Direct Positive Preset in Lightroom

Lightroom presets are interesting. Most of the time I prefer to edit my own images. If I do decide to choose a preset, I end up making additional adjustments, so I figure I should start from scratch anyway.

I saw the frosty fog rising off of the river on Sunday morning and noticed how the trees became frost covered. I know the time frame to capture this is short and it was already 10:00 a.m. I knew I had to get moving!

I used a 0.6 ND filter, because the sun was so bright and it really separated the blue sky while maintaining the white snow. I photographed these images with my Tamron 24 – 75mm f/2.8 on my Nikon D800E at ISO 50. Shutter speeds and aperture varied depending on the light. Most of the time it was at f/8 – 11 and 1/100 – 1/200.
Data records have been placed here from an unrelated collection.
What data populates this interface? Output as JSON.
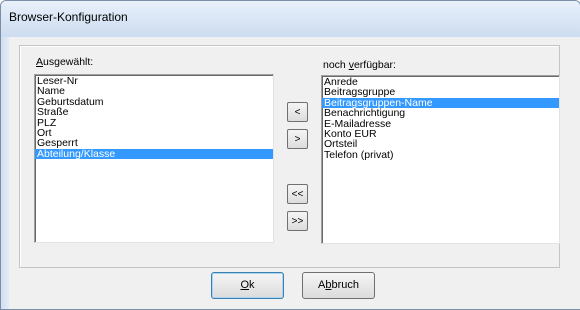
{
  "window": {
    "title": "Browser-Konfiguration"
  },
  "selected_list": {
    "label_prefix": "",
    "label_mnemonic": "A",
    "label_rest": "usgewählt:",
    "items": [
      "Leser-Nr",
      "Name",
      "Geburtsdatum",
      "Straße",
      "PLZ",
      "Ort",
      "Gesperrt",
      "Abteilung/Klasse"
    ],
    "selected_index": 7
  },
  "available_list": {
    "label_prefix": "noch ",
    "label_mnemonic": "v",
    "label_rest": "erfügbar:",
    "items": [
      "Anrede",
      "Beitragsgruppe",
      "Beitragsgruppen-Name",
      "Benachrichtigung",
      "E-Mailadresse",
      "Konto EUR",
      "Ortsteil",
      "Telefon (privat)"
    ],
    "selected_index": 2
  },
  "move_buttons": {
    "add": "<",
    "remove": ">",
    "add_all": "<<",
    "remove_all": ">>"
  },
  "footer": {
    "ok_mnemonic": "O",
    "ok_rest": "k",
    "cancel_prefix": "A",
    "cancel_mnemonic": "b",
    "cancel_rest": "bruch"
  },
  "colors": {
    "selection": "#3399ff",
    "title_bar": "#dbe7f6"
  }
}
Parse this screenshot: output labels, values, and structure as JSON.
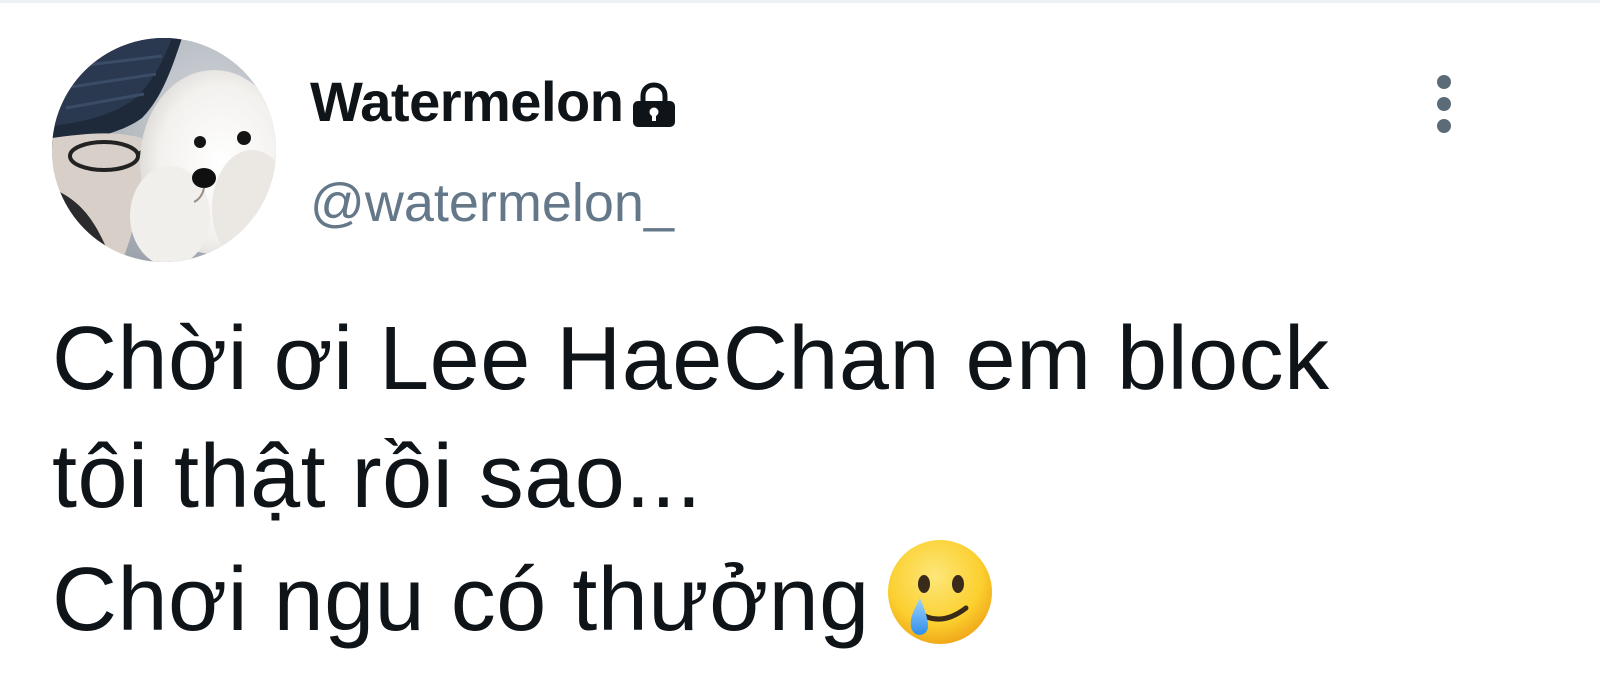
{
  "tweet": {
    "author": {
      "display_name": "Watermelon",
      "handle": "@watermelon_",
      "protected_icon": "lock-icon",
      "avatar": "avatar-person-with-white-poodle"
    },
    "menu_icon": "more-vertical-icon",
    "text_lines": [
      "Chời ơi Lee HaeChan em block",
      "tôi thật rồi sao...",
      "Chơi ngu có thưởng"
    ],
    "emoji": "smiling-face-with-tear"
  },
  "colors": {
    "text": "#0f1419",
    "handle": "#64788a",
    "icon_gray": "#5b6b78",
    "background": "#ffffff"
  }
}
In post I decided to try the IR preset. Some of the images were very impressive using this preset. I do like a little more contrast, so I adjusted the blacks and contrast slightly to give me the look I wanted.

I hovered over some of the other presets and the Direct Positive really made the images pop with color!  The contrast between the blues and whites was beautiful! Direct positive is a process dating back to the 1800’s. Typically, the image was captured directly onto the paper and it was a black and white image.  In Lightroom, the direct positive setting increases the saturation, blacks, and highlights and produces a very high color image. The image can be easily converted to black and white after using the Direct Positive preset.

The images below demonstrate the use of 2 different presets in light room; Direct Positive on the left and infrared (IR) on the right.

While I do like my images to have a little more contrast (more pleasing to my eye), there is something about the subtleness of the image below that I like. Left is the original and right is IR. I did remove the boat from the image.

The vignette in the corners is from my ND filter on the camera. I do attempt to remove that with cropping or adding a reverse vignette.

I suggest you try some of the presets in Lightroom; what is nice, Lightroom gives you a preview of what it will look like. I use this as a starting point then make my own adjustments. I have also set up my own presets in the past if I’m editing a batch and making the same changes throughout.

Have fun experimenting in Lightroom!